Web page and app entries
------------------------------------------------------------------------
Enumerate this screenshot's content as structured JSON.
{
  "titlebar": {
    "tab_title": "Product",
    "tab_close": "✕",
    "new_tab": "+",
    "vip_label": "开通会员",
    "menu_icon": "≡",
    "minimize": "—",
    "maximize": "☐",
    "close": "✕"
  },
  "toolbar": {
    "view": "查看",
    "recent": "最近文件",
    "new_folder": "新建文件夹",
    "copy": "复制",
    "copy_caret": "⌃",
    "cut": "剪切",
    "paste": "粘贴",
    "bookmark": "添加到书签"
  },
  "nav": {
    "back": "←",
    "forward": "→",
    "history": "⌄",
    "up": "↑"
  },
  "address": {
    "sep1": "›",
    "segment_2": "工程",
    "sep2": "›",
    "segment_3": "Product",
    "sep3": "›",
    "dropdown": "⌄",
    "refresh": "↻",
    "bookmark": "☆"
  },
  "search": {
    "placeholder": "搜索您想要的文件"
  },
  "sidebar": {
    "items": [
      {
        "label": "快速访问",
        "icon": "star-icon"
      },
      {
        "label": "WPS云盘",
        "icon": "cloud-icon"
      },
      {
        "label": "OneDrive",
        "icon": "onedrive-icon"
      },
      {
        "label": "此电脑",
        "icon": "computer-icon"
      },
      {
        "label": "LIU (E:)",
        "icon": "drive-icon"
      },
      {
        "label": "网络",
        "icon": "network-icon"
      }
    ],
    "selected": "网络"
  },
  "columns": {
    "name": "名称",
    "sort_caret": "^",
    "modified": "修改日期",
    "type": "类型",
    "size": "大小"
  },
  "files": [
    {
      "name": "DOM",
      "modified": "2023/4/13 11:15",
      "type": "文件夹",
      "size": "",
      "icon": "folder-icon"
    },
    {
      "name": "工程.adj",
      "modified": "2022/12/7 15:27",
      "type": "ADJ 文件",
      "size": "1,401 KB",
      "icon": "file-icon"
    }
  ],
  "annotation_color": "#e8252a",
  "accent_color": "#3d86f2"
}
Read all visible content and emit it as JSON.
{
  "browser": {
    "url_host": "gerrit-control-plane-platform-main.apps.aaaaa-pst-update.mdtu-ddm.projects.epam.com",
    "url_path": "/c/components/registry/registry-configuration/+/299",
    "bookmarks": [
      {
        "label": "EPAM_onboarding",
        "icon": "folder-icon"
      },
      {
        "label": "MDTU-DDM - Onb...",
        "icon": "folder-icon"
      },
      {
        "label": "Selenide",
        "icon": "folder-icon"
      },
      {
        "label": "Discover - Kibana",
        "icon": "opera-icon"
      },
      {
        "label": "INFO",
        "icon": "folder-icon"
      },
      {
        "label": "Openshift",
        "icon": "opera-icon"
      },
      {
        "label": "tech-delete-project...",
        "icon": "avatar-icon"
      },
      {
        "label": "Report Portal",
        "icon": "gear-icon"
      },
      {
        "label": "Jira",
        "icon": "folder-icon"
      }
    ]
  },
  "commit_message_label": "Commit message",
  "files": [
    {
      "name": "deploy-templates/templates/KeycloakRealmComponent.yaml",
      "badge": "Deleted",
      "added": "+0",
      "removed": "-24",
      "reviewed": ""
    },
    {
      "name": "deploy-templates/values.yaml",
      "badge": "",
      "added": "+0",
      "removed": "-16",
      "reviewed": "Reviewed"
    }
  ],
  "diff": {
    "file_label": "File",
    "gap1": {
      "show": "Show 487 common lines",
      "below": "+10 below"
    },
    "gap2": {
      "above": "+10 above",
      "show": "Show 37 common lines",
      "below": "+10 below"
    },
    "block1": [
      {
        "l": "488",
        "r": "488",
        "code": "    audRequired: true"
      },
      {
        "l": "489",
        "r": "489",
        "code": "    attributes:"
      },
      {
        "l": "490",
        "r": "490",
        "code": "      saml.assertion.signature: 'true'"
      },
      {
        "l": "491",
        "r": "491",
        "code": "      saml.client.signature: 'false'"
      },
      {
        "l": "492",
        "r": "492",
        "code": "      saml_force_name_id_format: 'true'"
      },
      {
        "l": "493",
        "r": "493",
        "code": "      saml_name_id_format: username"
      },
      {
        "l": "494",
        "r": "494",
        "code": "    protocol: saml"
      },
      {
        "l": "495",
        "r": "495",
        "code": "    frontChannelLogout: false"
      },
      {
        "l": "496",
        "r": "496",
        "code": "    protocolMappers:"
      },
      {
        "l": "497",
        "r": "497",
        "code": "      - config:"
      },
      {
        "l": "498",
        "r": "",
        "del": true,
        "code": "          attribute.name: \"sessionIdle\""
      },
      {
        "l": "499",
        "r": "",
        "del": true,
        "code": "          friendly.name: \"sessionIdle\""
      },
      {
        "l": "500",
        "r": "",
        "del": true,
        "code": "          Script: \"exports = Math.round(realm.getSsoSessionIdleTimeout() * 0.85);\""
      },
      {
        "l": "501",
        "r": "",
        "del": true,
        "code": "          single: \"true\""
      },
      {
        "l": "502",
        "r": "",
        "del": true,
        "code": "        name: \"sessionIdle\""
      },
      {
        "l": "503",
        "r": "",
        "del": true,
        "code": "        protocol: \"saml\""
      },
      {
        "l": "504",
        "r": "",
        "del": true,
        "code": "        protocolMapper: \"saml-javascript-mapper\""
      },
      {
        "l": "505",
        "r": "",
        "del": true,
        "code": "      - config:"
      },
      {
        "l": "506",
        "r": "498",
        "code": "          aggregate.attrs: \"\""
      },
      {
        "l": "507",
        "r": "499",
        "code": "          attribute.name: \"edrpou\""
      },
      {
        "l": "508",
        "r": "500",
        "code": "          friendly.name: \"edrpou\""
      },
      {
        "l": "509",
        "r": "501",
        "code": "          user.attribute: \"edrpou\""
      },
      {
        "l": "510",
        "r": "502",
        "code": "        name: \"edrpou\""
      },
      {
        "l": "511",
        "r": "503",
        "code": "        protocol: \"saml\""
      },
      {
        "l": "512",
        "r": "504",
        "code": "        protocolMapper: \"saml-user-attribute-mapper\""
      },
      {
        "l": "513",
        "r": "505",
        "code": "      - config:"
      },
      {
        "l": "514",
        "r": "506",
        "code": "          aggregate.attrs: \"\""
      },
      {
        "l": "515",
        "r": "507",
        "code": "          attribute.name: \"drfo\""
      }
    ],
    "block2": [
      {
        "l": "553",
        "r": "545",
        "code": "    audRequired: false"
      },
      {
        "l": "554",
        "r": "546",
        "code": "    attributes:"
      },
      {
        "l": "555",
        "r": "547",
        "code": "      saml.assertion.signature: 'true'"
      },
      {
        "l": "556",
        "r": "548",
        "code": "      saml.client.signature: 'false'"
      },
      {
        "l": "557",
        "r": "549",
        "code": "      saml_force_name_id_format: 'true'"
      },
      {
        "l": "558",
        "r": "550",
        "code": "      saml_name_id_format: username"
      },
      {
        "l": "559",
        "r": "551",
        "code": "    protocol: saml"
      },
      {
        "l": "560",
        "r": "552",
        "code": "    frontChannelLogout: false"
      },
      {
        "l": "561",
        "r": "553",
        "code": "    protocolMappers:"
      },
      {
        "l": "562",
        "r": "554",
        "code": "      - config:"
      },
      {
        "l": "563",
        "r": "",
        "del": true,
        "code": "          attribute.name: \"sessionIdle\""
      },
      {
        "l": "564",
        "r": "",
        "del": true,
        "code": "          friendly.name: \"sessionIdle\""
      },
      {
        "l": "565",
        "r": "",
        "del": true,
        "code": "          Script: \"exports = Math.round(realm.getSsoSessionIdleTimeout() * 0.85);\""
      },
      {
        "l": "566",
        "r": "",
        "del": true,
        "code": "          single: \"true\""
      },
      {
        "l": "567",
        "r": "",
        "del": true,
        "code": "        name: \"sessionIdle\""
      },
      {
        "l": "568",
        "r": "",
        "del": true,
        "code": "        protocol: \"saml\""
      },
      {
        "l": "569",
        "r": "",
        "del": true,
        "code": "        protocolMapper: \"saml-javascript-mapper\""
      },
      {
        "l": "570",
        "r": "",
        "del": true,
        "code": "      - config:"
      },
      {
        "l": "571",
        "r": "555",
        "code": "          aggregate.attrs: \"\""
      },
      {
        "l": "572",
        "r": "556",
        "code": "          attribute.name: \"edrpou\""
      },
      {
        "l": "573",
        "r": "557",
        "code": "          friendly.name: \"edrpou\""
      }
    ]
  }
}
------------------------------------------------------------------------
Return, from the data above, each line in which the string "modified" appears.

__ANSWER BOX__:
    "modified": "修改日期",
      "modified": "2023/4/13 11:15",
      "modified": "2022/12/7 15:27",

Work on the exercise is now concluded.